Zodiac was a tedious movie to pull off. With a lack of action and a reliance on information being discovered and moved from place to place, it was difficult to make cinematic. However, when you look at it from a character level, it’s a full arc that makes sense and Fincher was able to make cinematic. A huge part of that is due to Savides near iconic cinematography. At some point, it’s kinetic — the first Zodiac letter arriving at the Chronicle office for example. Other times, it’s emotive — Graysmith speaking with a potential suspect in his home may be one of the greatest exercises of cinematography in movie history. It’s the combination of the two that paces the movie in a way that makes it feel like there’s more action happening than there actually is. That doesn’t mean that its set pieces aren’t thrilling. Those scenes demonstrate Fincher’s patience — it contributes to the nearly 3-hour running time without feeling unnecessary. When the Zodiac strikes, Fincher portrays in calculated scenes that mirror the killer’s own process. He expertly uses camera placement to feed the tension. One of my favorite examples is the picture above. He doesn’t add music or quick cuts like he did in Seven. He’s slow and deliberate. It makes watching those scenes almost unbearable in the best way possible.

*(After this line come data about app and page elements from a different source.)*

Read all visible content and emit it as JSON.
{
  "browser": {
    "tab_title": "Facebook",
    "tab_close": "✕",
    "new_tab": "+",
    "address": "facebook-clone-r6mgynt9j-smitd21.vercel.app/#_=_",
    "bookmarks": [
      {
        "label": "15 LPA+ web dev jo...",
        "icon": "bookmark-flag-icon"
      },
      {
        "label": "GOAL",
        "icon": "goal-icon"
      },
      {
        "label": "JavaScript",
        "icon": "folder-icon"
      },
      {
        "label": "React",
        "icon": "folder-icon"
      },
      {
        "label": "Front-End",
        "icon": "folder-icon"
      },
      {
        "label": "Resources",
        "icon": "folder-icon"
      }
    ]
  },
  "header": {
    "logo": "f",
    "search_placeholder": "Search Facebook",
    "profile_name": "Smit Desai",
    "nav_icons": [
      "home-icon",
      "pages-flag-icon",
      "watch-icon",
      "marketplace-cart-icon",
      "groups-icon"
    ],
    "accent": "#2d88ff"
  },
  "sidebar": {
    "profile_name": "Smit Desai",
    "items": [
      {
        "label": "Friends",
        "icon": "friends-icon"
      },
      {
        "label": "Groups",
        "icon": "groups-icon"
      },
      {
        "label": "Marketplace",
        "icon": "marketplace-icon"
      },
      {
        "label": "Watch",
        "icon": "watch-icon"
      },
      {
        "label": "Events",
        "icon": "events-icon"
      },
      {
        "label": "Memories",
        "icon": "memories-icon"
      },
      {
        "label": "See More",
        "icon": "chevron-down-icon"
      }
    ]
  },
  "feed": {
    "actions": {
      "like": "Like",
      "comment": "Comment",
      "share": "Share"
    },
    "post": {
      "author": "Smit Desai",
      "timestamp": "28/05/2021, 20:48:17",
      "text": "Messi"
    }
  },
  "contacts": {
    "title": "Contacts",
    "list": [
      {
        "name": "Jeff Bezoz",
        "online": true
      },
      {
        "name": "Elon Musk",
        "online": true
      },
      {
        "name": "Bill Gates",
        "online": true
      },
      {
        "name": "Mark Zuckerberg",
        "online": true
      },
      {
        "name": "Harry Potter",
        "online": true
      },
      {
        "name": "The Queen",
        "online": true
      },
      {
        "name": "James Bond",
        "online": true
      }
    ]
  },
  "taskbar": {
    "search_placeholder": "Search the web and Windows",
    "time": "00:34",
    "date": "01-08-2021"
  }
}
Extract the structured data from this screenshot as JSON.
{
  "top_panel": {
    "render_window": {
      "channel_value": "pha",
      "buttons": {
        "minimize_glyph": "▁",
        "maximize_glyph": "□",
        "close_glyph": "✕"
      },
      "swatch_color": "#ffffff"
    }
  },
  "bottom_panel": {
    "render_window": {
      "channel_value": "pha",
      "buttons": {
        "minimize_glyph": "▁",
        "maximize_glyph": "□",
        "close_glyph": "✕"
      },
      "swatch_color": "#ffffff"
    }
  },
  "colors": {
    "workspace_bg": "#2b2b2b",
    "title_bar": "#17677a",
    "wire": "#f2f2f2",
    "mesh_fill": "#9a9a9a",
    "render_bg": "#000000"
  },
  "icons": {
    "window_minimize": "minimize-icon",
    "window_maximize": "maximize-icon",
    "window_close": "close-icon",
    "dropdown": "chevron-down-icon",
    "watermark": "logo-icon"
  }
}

The movie also boasts one of the best ensemble performances in a thriller. Robert Downey Jr. mixes his carefree attitude perfectly with a genuine journalistic curiosity. As the character evolved during the film, Downey is able to maintain a ghost of the character’s previous life to heartbreaking effect. The same goes for Mark Ruffalo. In particular, his chemistry with Anthony Edwards is what makes his character and performance work. Chloe Sevigny also does great work in her limited screentime, which still has an impact. However, the two performances really stand out. John Carroll Lynch — who does similar creepy work in The Invitation — sends chills down your spine with his enigmatic portrayal that becomes more sickening each moment he’s on screen. Jake Gyllenhaal, on the other hand, is endearing, which is essential to the role and to the last half of the movie. As Graysmith falls further into his obsession with the Zodiac, it becomes easier to feel alienated by his character. Instead, you feel sympathetic for him. His hunger for the truth is infectious.
I think the acclaim for Zodiac only increases from here. Ten years ago, the film was received rapturously. However, the weight of its cinematic importance has only begun to be appreciated. Even with more popular movies like Fight Club and Gone Girl, and more uniformly acclaimed movies like The Social Network and The Curious Case of Benjamin Button, I believe Zodiac is going to be the Fincher movie to be studied, remembered, and revered most highly. It proves that digital can be as cinematic as film and that long running times, lack of action, and information overload are just minutia when compared to the real goals of the film. Those goals are emotion, the visual language, and the power of cinema that we don’t often stop to appreciate.